A review of documents that surfaced in an investigation of D.C. Council member Yvette Alexander shows that the Office of Campaign Finance neither requested nor received any of the receipts that office holders are required by law to maintain to support their use of funds intended to benefit constituents in need.
Eight months ahead of primary elections, D.C. Council member Muriel Bowser has raised $85,000 as part of early efforts to retain her seat in Ward 4.
A group of influential Ward 7 residents voted last week to back a campaign to oust D.C. Council member Yvette Alexander, who is up for re-election in 2012, The Washington Times has learned.
A political feud between a D.C. Council member and the founders of a grass-roots nonprofit youth outreach group has led to questions about the member's involvement in an audit being conducted by the D.C. auditor, and in the neutrality of the independent Children and Youth Investment Trust Corp., according to interviews and documents reviewed by The Washington Times.
The D.C. Office of Campaign Finance (OCF) has opened an investigation into the use of constituent-services funds by Ward 7 Democrat Yvette Alexander, according to a resident who filed a complaint this month.

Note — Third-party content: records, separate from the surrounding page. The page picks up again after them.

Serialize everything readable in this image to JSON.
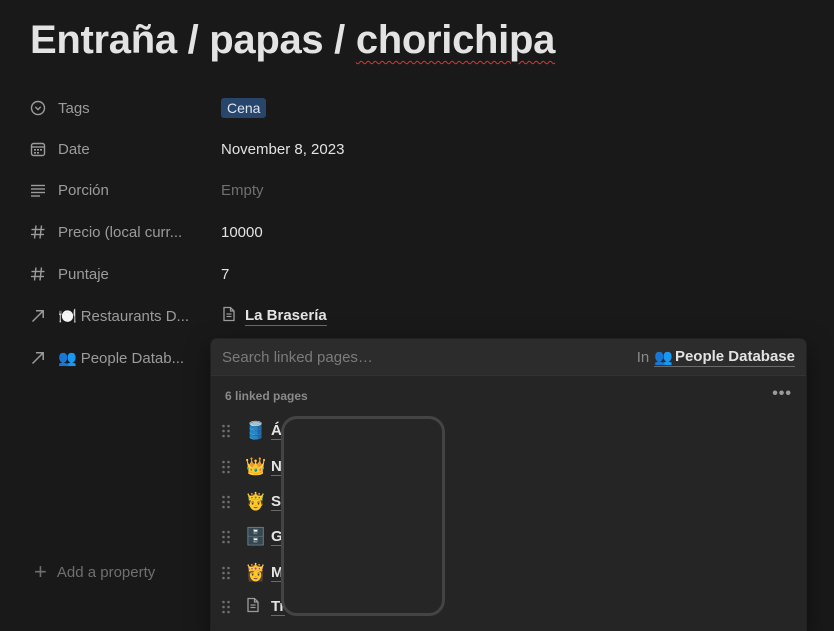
{
  "page": {
    "title_part1": "Entraña / papas / ",
    "title_part2": "chorichipa"
  },
  "properties": [
    {
      "name": "Tags",
      "icon": "chevron-circle-icon",
      "value": "Cena"
    },
    {
      "name": "Date",
      "icon": "calendar-icon",
      "value": "November 8, 2023"
    },
    {
      "name": "Porción",
      "icon": "text-lines-icon",
      "value": "Empty"
    },
    {
      "name": "Precio (local curr...",
      "icon": "hash-icon",
      "value": "10000"
    },
    {
      "name": "Puntaje",
      "icon": "hash-icon",
      "value": "7"
    },
    {
      "name": "Restaurants D...",
      "icon": "relation-arrow-icon",
      "emoji": "🍽️",
      "value": "La Brasería"
    },
    {
      "name": "People Datab...",
      "icon": "relation-arrow-icon",
      "emoji": "👥",
      "value": ""
    }
  ],
  "add_property": "Add a property",
  "panel": {
    "search_placeholder": "Search linked pages…",
    "in_label": "In",
    "database_emoji": "👥",
    "database_name": "People Database",
    "section_title": "6 linked pages",
    "more": "•••",
    "items": [
      {
        "emoji": "🛢️",
        "label": "Á"
      },
      {
        "emoji": "👑",
        "label": "N"
      },
      {
        "emoji": "🤴",
        "label": "S"
      },
      {
        "emoji": "🗄️",
        "label": "G"
      },
      {
        "emoji": "👸",
        "label": "M"
      },
      {
        "emoji": "",
        "label": "Tr"
      }
    ]
  }
}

Funds from the 2008 Kwame Brown campaign have been accounted for, but the D.C. Council chairman could face fines because of filing irregularities in his finance report, according to a source involved in an audit expected to be released Tuesday by the D.C. Office of Campaign Finance (OCF).
A group of Ward 7 residents has asked the District's Office of Campaign Finance to investigate D.C. Council member Yvette Alexander's use of constituent service funds to determine if she violated fundraising and conflict of interest laws.
When it comes to throwing resources at the dropout problem, the D.C. government, like most bureaucracies, is as splintered and resourceful as they come.
A D.C. Council member who represents some of the city's poorest households has spent less than 5 percent of the money she has raised since 2007 to help constituents with urgent needs, such as funeral expenses, rent and utilities, a review of campaign finance records shows.
Yvette Alexander has stood alone in recent years among the District's 13 council members in her decision to pay for a constituent services office in Southeast - an office that by law the city government is required to provide free of charge to any member who requests it.
"If she's going to state her record of achievement, it has to be trackable," said council member Yvette Alexander, Ward 7 Democrat.
Ms. Alexander said on Friday she was not convinced about Mrs. Rhee's qualifications to run the District's public schools.